Informed by the life and work of successful social justice activist Shaun King, Make Change (2020) is your guide on how to join the fight for a better world. King is a leading figure in the fight against police brutality and mass incarceration in America, and his wins and losses along the way have taught him vital lessons on how to create real, lasting social change. No matter the cause you’re invested in, these blinks will show you how to use your skills and resources to make a real difference.
Why Are All the Black Kids Sitting Together in the Cafeteria? (1997) explores the reality of race in the American public education system and sheds light on racial-identity development in both Black and white people. Updated with a new prologue in 2017, it also explains how talking openly about racism is essential for cutting across racial and ethnic divides.

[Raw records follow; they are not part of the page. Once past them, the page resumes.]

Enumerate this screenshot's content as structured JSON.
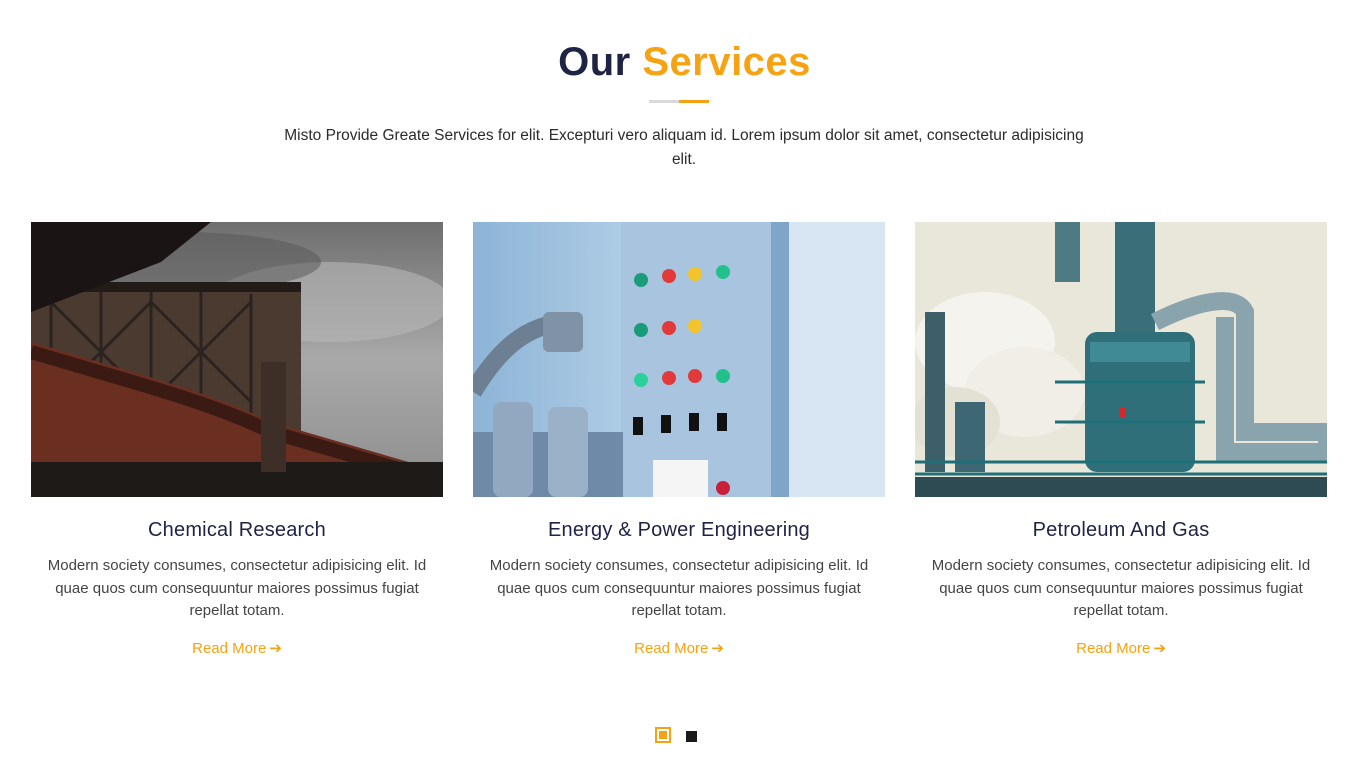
{
  "section": {
    "title_part1": "Our",
    "title_part2": "Services",
    "intro": "Misto Provide Greate Services for elit. Excepturi vero aliquam id. Lorem ipsum dolor sit amet, consectetur adipisicing elit."
  },
  "services": [
    {
      "title": "Chemical Research",
      "description": "Modern society consumes, consectetur adipisicing elit. Id quae quos cum consequuntur maiores possimus fugiat repellat totam.",
      "link_label": "Read More",
      "image_icon": "industrial-gas-tanks-photo"
    },
    {
      "title": "Energy & Power Engineering",
      "description": "Modern society consumes, consectetur adipisicing elit. Id quae quos cum consequuntur maiores possimus fugiat repellat totam.",
      "link_label": "Read More",
      "image_icon": "control-panel-photo"
    },
    {
      "title": "Petroleum And Gas",
      "description": "Modern society consumes, consectetur adipisicing elit. Id quae quos cum consequuntur maiores possimus fugiat repellat totam.",
      "link_label": "Read More",
      "image_icon": "refinery-tower-photo"
    }
  ],
  "carousel": {
    "pages": 2,
    "active_page": 1
  },
  "colors": {
    "accent": "#f5a313",
    "heading": "#1f2344"
  }
}
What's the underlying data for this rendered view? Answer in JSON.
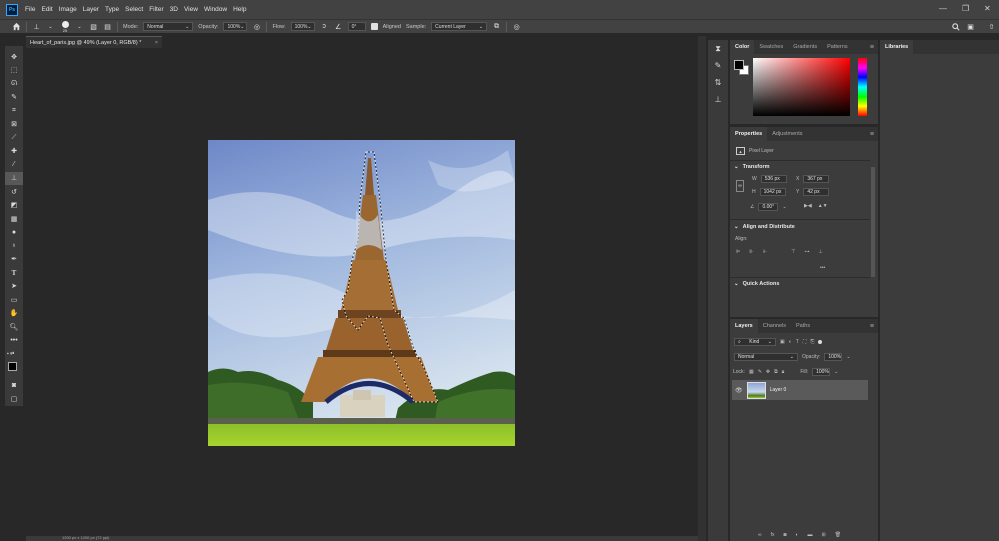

This is the Fire (2021) highlights the current moment as a turning point for the fight against racism in the United States. Touching on the Trump presidency, police brutality, and the global pandemic, it explores the racist history, structures, and ideas that have long plagued America, and proposes ways of using this moment to create positive change.
How the Word Is Passed (2021) is a travelogue that underscores how slavery has shaped America’s collective history and its reality today. Nine locations serve as gateways to important stories that are hidden in plain sight. They exemplify how communities have reckoned, or not, with their roles in the history of slavery and invite us all to dig deeper into what we believe – and why.
Nice Racism (2021) challenges everything we think we know about racism. Most racists don’t belong to the far right, and they don’t consciously support white supremacy. Instead, they’re “nice” progressive white people who commit daily microaggressions because they’ve never properly confronted their own biases. By abandoning niceness and becoming accountable instead, white people can develop into better allies in the fight for racial justice.
You Are Your Best Thing (2021) is an anthology of original essays that explore Black experiences of living, loving, and parenting in America today. It examines concepts like vulnerability and shame, and shows that the key to personal healing lies in confronting white supremacy and the racist systems that make Black people feel unsafe in their communities.
The Black Agenda (2022) is a compilation of essays by Black experts reflecting the latest developments and challenges in diverse fields such as wellness, criminal justice, climate activism, and AI.
Forget the Alamo (2021) charts the history of the Alamo, both real and imagined. It looks at how a popular, heroic mythology sprung from the events of 1836 and came to represent both a noble version of Texas independence and a metaphor for American valor. Find out how the Alamo became a touchstone in American culture wars, and discover how the real story paints a not-so-virtuous picture of American history.
The Hate U Give (2017) is a critically acclaimed coming-of-age tale set against the backdrop of racism and police brutality. It follows 16-year-old Starr Carter as she navigates two contrasting worlds: the poor Black neighborhood where she lives and the white prep school where she studies. Starr's attempt to strike a balance between these two worlds is shattered when she witnesses the shooting of her childhood friend, Khalil, by a police officer.
What Napoleon Could Not Do (2023) explores the contrasting experiences of two Ghanaians, Jacob and Belinda, and their aspirations in the United States. Jacob, an awkward computer programmer who still lives with his father, wants to join his wife in America but is foiled by visa denials. His sister, Belinda, meanwhile, has studied in the US and married an American – Wilder, a prosperous Black Texan businessman. But she, too, contends with disappointment: as she waits for her green card, her perception of America is soured by racism. Their journeys reflect the allure and letdowns of life in a foreign land, and the narrative insightfully captures how each grapples with dreams both realized and thwarted.